What is expected:
Check each line below for the word "title", and copy those that have it.

Provided material:

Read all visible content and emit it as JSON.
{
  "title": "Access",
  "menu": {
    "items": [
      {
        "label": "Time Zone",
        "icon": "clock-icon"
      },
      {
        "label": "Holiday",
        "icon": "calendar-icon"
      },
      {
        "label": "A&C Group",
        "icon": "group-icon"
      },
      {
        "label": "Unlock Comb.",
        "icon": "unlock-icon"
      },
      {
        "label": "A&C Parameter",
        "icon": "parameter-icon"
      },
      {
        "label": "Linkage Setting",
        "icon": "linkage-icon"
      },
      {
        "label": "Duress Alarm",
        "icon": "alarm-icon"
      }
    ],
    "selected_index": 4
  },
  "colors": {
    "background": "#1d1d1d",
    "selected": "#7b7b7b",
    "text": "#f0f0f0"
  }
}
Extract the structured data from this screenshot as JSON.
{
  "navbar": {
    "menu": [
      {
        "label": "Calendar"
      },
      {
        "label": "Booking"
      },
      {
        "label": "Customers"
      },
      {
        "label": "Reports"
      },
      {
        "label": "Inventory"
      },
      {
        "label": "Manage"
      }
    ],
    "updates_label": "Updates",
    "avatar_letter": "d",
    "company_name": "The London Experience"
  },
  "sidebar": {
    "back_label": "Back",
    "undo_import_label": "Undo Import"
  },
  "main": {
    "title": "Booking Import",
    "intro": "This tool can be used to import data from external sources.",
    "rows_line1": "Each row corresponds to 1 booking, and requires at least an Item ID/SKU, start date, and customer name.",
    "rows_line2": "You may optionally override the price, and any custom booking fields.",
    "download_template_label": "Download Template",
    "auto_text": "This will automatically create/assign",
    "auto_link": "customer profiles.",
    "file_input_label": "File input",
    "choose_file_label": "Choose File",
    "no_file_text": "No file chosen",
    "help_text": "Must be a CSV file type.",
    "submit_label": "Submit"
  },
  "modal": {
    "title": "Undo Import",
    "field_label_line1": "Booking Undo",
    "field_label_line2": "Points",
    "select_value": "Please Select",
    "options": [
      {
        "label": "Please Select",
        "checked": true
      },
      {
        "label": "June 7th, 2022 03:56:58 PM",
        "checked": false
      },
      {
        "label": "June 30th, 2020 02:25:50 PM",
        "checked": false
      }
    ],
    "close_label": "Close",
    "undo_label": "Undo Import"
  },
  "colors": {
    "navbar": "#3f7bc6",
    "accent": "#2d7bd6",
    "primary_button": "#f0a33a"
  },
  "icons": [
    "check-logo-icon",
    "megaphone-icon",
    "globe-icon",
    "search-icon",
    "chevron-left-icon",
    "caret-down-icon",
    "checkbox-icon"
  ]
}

Response to the task:
  "title": "Access",
    "title": "Booking Import",
    "title": "Undo Import",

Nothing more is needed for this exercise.